-- EXERCISE MATERIAL follows --

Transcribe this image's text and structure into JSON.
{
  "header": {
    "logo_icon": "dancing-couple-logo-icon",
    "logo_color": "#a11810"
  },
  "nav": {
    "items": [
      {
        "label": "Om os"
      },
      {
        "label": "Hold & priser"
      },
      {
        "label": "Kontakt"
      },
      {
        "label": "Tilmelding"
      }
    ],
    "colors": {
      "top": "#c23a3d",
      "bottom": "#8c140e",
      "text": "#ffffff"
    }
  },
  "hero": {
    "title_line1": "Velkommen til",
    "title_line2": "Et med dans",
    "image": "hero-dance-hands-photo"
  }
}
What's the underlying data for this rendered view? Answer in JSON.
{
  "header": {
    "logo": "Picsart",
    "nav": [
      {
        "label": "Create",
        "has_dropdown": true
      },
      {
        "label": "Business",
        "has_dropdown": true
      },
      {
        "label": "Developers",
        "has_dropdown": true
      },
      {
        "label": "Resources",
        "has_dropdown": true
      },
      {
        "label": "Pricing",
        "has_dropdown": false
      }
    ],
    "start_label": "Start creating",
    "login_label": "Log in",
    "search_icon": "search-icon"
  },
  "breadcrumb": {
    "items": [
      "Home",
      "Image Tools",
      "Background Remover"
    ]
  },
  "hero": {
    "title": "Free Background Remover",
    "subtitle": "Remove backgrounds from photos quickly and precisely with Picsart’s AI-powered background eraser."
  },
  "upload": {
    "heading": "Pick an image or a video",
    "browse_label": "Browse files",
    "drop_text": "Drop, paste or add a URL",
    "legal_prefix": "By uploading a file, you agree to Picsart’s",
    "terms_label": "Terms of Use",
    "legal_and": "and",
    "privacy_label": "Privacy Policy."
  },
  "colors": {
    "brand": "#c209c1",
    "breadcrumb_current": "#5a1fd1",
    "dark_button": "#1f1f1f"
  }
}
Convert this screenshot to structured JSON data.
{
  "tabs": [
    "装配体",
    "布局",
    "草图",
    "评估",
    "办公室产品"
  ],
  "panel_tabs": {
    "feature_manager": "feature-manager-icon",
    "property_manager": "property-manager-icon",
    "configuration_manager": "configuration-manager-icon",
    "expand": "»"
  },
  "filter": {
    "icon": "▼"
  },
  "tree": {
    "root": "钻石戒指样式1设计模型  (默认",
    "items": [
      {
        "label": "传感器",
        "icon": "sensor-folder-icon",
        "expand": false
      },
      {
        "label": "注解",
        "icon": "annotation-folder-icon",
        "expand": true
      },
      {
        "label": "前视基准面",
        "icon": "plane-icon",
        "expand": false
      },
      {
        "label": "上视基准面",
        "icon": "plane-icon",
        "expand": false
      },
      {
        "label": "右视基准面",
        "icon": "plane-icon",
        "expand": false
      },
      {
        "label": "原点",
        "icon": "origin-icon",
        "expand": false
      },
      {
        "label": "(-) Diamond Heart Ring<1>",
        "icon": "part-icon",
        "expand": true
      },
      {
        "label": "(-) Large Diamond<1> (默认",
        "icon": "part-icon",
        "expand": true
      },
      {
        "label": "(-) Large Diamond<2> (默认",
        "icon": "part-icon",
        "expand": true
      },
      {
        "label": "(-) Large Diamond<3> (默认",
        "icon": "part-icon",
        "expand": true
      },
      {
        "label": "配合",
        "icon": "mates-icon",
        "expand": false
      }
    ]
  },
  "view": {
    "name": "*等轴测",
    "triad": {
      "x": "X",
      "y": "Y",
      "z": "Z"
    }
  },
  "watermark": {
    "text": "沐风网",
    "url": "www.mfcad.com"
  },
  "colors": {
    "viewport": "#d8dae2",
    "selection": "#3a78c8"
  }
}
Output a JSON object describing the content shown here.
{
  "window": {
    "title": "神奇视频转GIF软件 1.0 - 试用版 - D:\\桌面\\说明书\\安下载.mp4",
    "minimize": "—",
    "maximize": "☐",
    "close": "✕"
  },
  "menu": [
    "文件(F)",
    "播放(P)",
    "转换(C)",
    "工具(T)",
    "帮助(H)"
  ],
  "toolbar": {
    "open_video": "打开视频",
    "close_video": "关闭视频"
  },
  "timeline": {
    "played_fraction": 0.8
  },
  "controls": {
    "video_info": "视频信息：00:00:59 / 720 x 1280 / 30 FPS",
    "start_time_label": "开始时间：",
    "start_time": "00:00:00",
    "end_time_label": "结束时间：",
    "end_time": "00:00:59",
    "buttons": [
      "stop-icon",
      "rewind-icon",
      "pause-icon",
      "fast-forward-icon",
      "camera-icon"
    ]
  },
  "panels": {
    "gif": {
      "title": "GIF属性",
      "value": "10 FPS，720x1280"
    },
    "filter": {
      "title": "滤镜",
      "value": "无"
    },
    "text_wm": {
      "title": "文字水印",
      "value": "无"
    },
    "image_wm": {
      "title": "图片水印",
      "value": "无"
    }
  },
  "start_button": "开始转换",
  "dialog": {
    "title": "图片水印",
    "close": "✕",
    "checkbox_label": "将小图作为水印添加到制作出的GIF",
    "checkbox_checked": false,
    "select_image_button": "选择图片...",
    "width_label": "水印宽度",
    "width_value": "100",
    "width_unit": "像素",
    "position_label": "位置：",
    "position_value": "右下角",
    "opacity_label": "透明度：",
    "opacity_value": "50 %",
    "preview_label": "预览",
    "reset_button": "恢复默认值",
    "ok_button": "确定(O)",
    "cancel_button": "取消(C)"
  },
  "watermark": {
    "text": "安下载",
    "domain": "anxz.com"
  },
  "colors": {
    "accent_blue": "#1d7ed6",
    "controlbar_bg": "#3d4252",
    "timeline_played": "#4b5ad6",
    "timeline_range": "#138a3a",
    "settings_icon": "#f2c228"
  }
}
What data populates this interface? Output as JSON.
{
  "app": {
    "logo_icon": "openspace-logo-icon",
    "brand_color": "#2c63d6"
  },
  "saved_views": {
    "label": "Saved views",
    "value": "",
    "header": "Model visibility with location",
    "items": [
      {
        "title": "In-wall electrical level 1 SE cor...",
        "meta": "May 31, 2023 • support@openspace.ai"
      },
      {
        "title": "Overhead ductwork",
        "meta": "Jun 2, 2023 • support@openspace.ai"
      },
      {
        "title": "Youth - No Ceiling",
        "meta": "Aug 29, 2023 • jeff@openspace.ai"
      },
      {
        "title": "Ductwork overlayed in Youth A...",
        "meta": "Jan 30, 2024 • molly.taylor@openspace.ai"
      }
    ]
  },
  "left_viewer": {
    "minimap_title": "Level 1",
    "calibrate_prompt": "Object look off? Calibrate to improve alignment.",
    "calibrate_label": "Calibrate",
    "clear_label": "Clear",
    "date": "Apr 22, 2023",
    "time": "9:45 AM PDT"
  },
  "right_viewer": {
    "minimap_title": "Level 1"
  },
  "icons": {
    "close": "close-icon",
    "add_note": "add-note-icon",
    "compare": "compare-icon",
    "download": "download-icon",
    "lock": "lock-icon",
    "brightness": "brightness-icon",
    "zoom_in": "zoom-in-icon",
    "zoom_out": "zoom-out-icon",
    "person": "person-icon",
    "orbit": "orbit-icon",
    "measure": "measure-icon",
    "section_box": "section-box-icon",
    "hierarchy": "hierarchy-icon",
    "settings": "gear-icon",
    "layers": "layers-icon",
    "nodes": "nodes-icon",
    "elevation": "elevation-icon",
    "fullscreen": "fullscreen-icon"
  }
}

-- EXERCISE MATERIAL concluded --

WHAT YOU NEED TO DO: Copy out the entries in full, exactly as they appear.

REPLY TO THE TASK:
Transcribe this image's text and structure into JSON.
{
  "header": {
    "logo_icon": "dancing-couple-logo-icon",
    "logo_color": "#a11810"
  },
  "nav": {
    "items": [
      {
        "label": "Om os"
      },
      {
        "label": "Hold & priser"
      },
      {
        "label": "Kontakt"
      },
      {
        "label": "Tilmelding"
      }
    ],
    "colors": {
      "top": "#c23a3d",
      "bottom": "#8c140e",
      "text": "#ffffff"
    }
  },
  "hero": {
    "title_line1": "Velkommen til",
    "title_line2": "Et med dans",
    "image": "hero-dance-hands-photo"
  }
}
What's the underlying data for this rendered view? Answer in JSON.
{
  "header": {
    "logo": "Picsart",
    "nav": [
      {
        "label": "Create",
        "has_dropdown": true
      },
      {
        "label": "Business",
        "has_dropdown": true
      },
      {
        "label": "Developers",
        "has_dropdown": true
      },
      {
        "label": "Resources",
        "has_dropdown": true
      },
      {
        "label": "Pricing",
        "has_dropdown": false
      }
    ],
    "start_label": "Start creating",
    "login_label": "Log in",
    "search_icon": "search-icon"
  },
  "breadcrumb": {
    "items": [
      "Home",
      "Image Tools",
      "Background Remover"
    ]
  },
  "hero": {
    "title": "Free Background Remover",
    "subtitle": "Remove backgrounds from photos quickly and precisely with Picsart’s AI-powered background eraser."
  },
  "upload": {
    "heading": "Pick an image or a video",
    "browse_label": "Browse files",
    "drop_text": "Drop, paste or add a URL",
    "legal_prefix": "By uploading a file, you agree to Picsart’s",
    "terms_label": "Terms of Use",
    "legal_and": "and",
    "privacy_label": "Privacy Policy."
  },
  "colors": {
    "brand": "#c209c1",
    "breadcrumb_current": "#5a1fd1",
    "dark_button": "#1f1f1f"
  }
}
Convert this screenshot to structured JSON data.
{
  "tabs": [
    "装配体",
    "布局",
    "草图",
    "评估",
    "办公室产品"
  ],
  "panel_tabs": {
    "feature_manager": "feature-manager-icon",
    "property_manager": "property-manager-icon",
    "configuration_manager": "configuration-manager-icon",
    "expand": "»"
  },
  "filter": {
    "icon": "▼"
  },
  "tree": {
    "root": "钻石戒指样式1设计模型  (默认",
    "items": [
      {
        "label": "传感器",
        "icon": "sensor-folder-icon",
        "expand": false
      },
      {
        "label": "注解",
        "icon": "annotation-folder-icon",
        "expand": true
      },
      {
        "label": "前视基准面",
        "icon": "plane-icon",
        "expand": false
      },
      {
        "label": "上视基准面",
        "icon": "plane-icon",
        "expand": false
      },
      {
        "label": "右视基准面",
        "icon": "plane-icon",
        "expand": false
      },
      {
        "label": "原点",
        "icon": "origin-icon",
        "expand": false
      },
      {
        "label": "(-) Diamond Heart Ring<1>",
        "icon": "part-icon",
        "expand": true
      },
      {
        "label": "(-) Large Diamond<1> (默认",
        "icon": "part-icon",
        "expand": true
      },
      {
        "label": "(-) Large Diamond<2> (默认",
        "icon": "part-icon",
        "expand": true
      },
      {
        "label": "(-) Large Diamond<3> (默认",
        "icon": "part-icon",
        "expand": true
      },
      {
        "label": "配合",
        "icon": "mates-icon",
        "expand": false
      }
    ]
  },
  "view": {
    "name": "*等轴测",
    "triad": {
      "x": "X",
      "y": "Y",
      "z": "Z"
    }
  },
  "watermark": {
    "text": "沐风网",
    "url": "www.mfcad.com"
  },
  "colors": {
    "viewport": "#d8dae2",
    "selection": "#3a78c8"
  }
}
Output a JSON object describing the content shown here.
{
  "window": {
    "title": "神奇视频转GIF软件 1.0 - 试用版 - D:\\桌面\\说明书\\安下载.mp4",
    "minimize": "—",
    "maximize": "☐",
    "close": "✕"
  },
  "menu": [
    "文件(F)",
    "播放(P)",
    "转换(C)",
    "工具(T)",
    "帮助(H)"
  ],
  "toolbar": {
    "open_video": "打开视频",
    "close_video": "关闭视频"
  },
  "timeline": {
    "played_fraction": 0.8
  },
  "controls": {
    "video_info": "视频信息：00:00:59 / 720 x 1280 / 30 FPS",
    "start_time_label": "开始时间：",
    "start_time": "00:00:00",
    "end_time_label": "结束时间：",
    "end_time": "00:00:59",
    "buttons": [
      "stop-icon",
      "rewind-icon",
      "pause-icon",
      "fast-forward-icon",
      "camera-icon"
    ]
  },
  "panels": {
    "gif": {
      "title": "GIF属性",
      "value": "10 FPS，720x1280"
    },
    "filter": {
      "title": "滤镜",
      "value": "无"
    },
    "text_wm": {
      "title": "文字水印",
      "value": "无"
    },
    "image_wm": {
      "title": "图片水印",
      "value": "无"
    }
  },
  "start_button": "开始转换",
  "dialog": {
    "title": "图片水印",
    "close": "✕",
    "checkbox_label": "将小图作为水印添加到制作出的GIF",
    "checkbox_checked": false,
    "select_image_button": "选择图片...",
    "width_label": "水印宽度",
    "width_value": "100",
    "width_unit": "像素",
    "position_label": "位置：",
    "position_value": "右下角",
    "opacity_label": "透明度：",
    "opacity_value": "50 %",
    "preview_label": "预览",
    "reset_button": "恢复默认值",
    "ok_button": "确定(O)",
    "cancel_button": "取消(C)"
  },
  "watermark": {
    "text": "安下载",
    "domain": "anxz.com"
  },
  "colors": {
    "accent_blue": "#1d7ed6",
    "controlbar_bg": "#3d4252",
    "timeline_played": "#4b5ad6",
    "timeline_range": "#138a3a",
    "settings_icon": "#f2c228"
  }
}
What data populates this interface? Output as JSON.
{
  "app": {
    "logo_icon": "openspace-logo-icon",
    "brand_color": "#2c63d6"
  },
  "saved_views": {
    "label": "Saved views",
    "value": "",
    "header": "Model visibility with location",
    "items": [
      {
        "title": "In-wall electrical level 1 SE cor...",
        "meta": "May 31, 2023 • support@openspace.ai"
      },
      {
        "title": "Overhead ductwork",
        "meta": "Jun 2, 2023 • support@openspace.ai"
      },
      {
        "title": "Youth - No Ceiling",
        "meta": "Aug 29, 2023 • jeff@openspace.ai"
      },
      {
        "title": "Ductwork overlayed in Youth A...",
        "meta": "Jan 30, 2024 • molly.taylor@openspace.ai"
      }
    ]
  },
  "left_viewer": {
    "minimap_title": "Level 1",
    "calibrate_prompt": "Object look off? Calibrate to improve alignment.",
    "calibrate_label": "Calibrate",
    "clear_label": "Clear",
    "date": "Apr 22, 2023",
    "time": "9:45 AM PDT"
  },
  "right_viewer": {
    "minimap_title": "Level 1"
  },
  "icons": {
    "close": "close-icon",
    "add_note": "add-note-icon",
    "compare": "compare-icon",
    "download": "download-icon",
    "lock": "lock-icon",
    "brightness": "brightness-icon",
    "zoom_in": "zoom-in-icon",
    "zoom_out": "zoom-out-icon",
    "person": "person-icon",
    "orbit": "orbit-icon",
    "measure": "measure-icon",
    "section_box": "section-box-icon",
    "hierarchy": "hierarchy-icon",
    "settings": "gear-icon",
    "layers": "layers-icon",
    "nodes": "nodes-icon",
    "elevation": "elevation-icon",
    "fullscreen": "fullscreen-icon"
  }
}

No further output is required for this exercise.